The New Britain Bees hosted the Sugar Land Skeeters in an early May series that the New Britain marketing staff billed as the “battle of the bugs.” It’s kind of catchy, but not many people bit (haha), at least not for the Tuesday game played on a dank evening. By the end of the game, it was me and no more than 50 other fans watching a very efficient (2 hours and 8 minutes) defensive battle.
The Bees scored a pair of runs in the fifth inning, and that was enough to earn a 2-1 victory behind the third straight impressive start by New Britain’s Nick Greenwood. We’ve been to three Bees games, all started by Greenwood, who has yet to allow a run in 19 innings.
I was able to get the Skeeters lineup card after the game. Kudos to Sugar Land manager Gary Gaetti. Gaetti, a two-time all-star in 20 Major League seasons, could’ve easily blown me off. His team had second and third with no one out in the 8th inning, and only managed to plate one run. The Skeeters put the tying run on first to start the top of the ninth, but all for naught as the next two batters struck out, and the final hitter flied out to deep center. It had to be a frustrating loss.
In similar situations, managers have ignored us even though we always low key it when asking a losing manager, coach or player for a lineup card. Most notably, Sean and I asked then-Auburn Doubledays manager Gary Cathcart for his lineup card after an Auburn loss last season. We were the only ones to ask, and Catchcart had to have heard us. Instead of handing us the lineup card, or even just ignoring us and leaving the card altogether, he instead ripped it into four pieces.

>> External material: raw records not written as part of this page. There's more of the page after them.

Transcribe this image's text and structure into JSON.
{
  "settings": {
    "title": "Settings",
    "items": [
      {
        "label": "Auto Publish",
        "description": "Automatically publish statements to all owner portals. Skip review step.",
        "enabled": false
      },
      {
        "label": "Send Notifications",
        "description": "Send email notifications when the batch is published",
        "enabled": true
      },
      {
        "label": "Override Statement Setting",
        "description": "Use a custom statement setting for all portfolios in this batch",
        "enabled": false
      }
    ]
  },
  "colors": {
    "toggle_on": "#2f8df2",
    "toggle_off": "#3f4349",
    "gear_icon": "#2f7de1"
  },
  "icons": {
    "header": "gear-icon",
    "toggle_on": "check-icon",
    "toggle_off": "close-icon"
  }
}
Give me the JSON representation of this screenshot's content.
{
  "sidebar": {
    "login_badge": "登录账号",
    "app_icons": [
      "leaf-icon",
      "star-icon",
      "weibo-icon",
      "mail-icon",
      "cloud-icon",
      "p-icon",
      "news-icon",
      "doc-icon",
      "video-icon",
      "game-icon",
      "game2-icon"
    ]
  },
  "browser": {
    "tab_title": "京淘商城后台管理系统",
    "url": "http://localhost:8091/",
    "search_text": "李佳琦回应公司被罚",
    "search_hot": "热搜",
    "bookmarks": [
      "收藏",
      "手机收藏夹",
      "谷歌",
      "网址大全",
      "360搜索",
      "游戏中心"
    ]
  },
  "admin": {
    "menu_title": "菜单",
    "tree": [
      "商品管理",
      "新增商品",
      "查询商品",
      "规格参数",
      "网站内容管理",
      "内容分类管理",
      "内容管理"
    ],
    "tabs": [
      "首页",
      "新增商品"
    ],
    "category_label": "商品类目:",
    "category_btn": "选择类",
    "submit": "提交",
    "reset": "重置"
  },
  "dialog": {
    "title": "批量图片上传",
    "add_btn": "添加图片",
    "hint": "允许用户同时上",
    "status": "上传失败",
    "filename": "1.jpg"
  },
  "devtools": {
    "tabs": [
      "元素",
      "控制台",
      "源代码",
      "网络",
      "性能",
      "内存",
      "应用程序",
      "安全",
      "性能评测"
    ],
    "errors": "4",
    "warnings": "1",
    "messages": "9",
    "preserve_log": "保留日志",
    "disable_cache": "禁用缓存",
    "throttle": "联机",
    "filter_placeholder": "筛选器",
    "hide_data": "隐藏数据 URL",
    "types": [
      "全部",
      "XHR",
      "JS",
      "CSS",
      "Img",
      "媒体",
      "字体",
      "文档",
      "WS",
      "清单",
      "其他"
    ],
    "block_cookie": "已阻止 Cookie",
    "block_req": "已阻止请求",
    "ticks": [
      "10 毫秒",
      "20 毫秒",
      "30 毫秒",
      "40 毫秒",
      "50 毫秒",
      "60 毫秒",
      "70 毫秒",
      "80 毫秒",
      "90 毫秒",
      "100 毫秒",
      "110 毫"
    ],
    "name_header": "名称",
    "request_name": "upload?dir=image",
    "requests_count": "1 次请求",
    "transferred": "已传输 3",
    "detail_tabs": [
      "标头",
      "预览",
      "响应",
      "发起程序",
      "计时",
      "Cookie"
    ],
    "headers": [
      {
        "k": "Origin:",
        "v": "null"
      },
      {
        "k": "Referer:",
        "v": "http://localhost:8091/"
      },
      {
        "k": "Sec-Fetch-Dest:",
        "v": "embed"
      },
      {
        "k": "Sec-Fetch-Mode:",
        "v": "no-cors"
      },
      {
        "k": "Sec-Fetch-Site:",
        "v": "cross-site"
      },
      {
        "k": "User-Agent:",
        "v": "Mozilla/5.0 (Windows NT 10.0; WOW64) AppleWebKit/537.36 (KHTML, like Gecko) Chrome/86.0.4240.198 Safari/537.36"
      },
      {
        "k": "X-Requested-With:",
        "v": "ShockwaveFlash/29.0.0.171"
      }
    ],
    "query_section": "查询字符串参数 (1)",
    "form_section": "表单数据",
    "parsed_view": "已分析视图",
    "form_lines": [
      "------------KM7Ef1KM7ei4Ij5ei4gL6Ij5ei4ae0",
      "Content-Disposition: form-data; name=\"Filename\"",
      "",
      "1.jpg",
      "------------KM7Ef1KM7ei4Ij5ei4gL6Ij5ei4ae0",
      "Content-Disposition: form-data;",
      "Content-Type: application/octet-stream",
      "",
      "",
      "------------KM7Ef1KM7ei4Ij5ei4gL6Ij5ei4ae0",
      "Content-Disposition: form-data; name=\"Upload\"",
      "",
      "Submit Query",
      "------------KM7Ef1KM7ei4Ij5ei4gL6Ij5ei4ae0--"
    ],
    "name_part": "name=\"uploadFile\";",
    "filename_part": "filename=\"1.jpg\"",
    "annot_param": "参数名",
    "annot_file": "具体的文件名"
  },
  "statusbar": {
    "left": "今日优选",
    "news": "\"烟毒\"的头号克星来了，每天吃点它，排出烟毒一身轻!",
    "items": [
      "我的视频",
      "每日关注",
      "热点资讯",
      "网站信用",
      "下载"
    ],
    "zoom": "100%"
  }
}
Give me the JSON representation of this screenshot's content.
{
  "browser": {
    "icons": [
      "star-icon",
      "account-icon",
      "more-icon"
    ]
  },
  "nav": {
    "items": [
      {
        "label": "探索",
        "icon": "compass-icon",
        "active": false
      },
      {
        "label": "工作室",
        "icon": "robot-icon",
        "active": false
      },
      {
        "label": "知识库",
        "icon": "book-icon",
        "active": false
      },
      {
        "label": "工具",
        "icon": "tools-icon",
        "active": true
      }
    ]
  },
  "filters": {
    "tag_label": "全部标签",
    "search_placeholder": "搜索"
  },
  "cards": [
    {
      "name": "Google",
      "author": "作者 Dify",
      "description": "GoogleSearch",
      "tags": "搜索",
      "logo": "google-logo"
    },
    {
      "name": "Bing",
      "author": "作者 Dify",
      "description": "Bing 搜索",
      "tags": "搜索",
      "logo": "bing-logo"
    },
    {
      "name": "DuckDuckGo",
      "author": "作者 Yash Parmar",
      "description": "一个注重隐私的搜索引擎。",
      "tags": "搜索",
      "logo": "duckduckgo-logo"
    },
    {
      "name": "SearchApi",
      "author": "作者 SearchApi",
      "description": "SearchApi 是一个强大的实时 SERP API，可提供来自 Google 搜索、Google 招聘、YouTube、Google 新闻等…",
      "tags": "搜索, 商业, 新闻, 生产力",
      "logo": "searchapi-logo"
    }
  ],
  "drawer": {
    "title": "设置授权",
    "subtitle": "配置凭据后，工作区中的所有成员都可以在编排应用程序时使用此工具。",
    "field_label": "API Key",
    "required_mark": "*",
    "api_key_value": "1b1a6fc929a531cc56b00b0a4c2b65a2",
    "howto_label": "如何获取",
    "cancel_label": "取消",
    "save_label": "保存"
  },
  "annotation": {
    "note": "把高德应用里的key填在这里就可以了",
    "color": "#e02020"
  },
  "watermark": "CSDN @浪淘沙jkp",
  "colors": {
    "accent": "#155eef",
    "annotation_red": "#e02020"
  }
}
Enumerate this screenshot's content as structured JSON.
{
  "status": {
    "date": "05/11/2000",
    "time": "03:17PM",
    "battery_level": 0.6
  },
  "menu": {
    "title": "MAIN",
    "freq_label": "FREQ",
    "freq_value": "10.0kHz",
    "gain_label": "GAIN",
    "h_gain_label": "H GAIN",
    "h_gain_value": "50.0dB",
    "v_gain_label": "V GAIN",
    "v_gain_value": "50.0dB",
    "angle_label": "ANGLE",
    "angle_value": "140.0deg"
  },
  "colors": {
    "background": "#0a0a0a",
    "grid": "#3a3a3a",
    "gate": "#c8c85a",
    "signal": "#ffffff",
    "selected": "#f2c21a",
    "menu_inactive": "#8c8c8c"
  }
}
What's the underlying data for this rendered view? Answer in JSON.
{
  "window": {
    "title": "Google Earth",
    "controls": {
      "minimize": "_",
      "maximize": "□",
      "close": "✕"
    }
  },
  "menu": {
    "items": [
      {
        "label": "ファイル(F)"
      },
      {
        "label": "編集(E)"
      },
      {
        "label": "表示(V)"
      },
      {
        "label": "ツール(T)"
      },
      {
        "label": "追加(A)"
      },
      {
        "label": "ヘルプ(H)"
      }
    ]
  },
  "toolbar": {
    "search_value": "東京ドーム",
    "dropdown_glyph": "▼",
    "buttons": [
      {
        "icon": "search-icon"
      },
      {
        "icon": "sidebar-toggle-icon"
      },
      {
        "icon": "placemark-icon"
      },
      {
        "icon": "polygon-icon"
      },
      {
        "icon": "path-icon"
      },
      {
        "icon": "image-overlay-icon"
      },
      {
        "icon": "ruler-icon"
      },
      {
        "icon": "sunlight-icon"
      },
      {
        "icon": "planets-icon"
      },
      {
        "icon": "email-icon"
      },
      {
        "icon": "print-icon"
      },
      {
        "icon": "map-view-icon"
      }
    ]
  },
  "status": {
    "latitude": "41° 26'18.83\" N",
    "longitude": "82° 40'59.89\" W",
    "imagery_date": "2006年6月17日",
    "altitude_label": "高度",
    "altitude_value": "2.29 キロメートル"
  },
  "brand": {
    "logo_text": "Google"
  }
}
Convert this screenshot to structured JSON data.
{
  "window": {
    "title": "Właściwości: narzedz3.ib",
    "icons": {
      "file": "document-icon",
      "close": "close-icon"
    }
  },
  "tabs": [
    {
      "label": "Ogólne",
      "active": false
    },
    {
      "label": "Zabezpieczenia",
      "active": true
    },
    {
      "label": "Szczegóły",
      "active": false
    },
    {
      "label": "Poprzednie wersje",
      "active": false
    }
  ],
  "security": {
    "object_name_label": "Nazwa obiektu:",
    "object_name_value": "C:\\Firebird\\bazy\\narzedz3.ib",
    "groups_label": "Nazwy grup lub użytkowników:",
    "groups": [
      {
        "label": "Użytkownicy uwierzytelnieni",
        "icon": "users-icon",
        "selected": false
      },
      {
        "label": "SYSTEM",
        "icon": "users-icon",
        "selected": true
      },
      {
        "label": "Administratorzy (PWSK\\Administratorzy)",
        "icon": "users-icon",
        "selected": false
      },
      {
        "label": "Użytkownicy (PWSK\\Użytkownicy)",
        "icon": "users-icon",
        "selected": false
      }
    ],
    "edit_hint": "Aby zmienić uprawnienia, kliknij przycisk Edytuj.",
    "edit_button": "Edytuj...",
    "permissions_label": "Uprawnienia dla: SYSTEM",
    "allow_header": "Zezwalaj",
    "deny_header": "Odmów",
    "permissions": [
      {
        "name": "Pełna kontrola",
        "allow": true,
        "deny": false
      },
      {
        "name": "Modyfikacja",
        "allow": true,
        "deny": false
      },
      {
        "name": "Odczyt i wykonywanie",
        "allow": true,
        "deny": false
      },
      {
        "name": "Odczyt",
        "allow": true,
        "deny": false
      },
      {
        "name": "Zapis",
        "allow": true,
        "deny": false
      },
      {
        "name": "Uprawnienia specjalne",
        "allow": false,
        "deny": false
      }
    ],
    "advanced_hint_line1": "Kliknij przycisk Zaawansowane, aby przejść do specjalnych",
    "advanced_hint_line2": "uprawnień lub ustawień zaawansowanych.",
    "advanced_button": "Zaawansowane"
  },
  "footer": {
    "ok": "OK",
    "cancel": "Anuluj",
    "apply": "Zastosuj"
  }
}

Undeterred, we eventually were able to fish the Doubleday lineup card pieces out of the garbage, and with some tape, it came out looking alright. It makes for a great story, and we ended up with the team’s “relief pitcher usage” card as well!
Back to Gaetti. Not only did he give me the lineup card after Tuesday night’s loss, but he finished filling in the line score at the bottom of the card before giving it to me. He also signed the lineup card without me asking, as he also did the two times we got lineup cards from him last year.
You find out a lot about people with how they react when it would be easy to make an excuse for bad behavior. Gaetti gives the impression that he’s a class act, which makes it easy to root for him. Go Skeeters!
There are a few notable names on the Skeeters lineup card. Jeremy Barfield is the son of former Major Leaguer Jesse Barfield, who led MLB in homeruns in 1986.
Andy LaRoche is the brother of former Major Leaguer Adam LaRoche. Andy played parts of six seasons in the MLB himself.
Patrick Palmeiro is the son of long-time MLB’er Rafael Palmeiro. The elder Palmeiro played a single game with the Skeeters last season as a 50-year-old, going 2-for-4 with an RBI.
Lineup Card Stats
2016: 16 lineup cards (12 dugout/bullpen; 4 “official batting order”)
Lifetime: 79 lineup cards (59 dugout/bullpen; 18 “official batting order”; and 2 “relief pitcher usage”)
Leagues: MLB: American League; National League. MiLB: International League; Eastern League; Carolina League; New York-Penn League. Independent Leagues: Atlantic League; Can-Am League; American Association. Colleges: NCAA – American Athletic Conference; NCAA – Ivy League; NCAA – Metro Atlantic Athletic Conference; Cape Cod League; New England Collegiate Baseball League (NECBL); Futures Collegiate Baseball League (FCBL)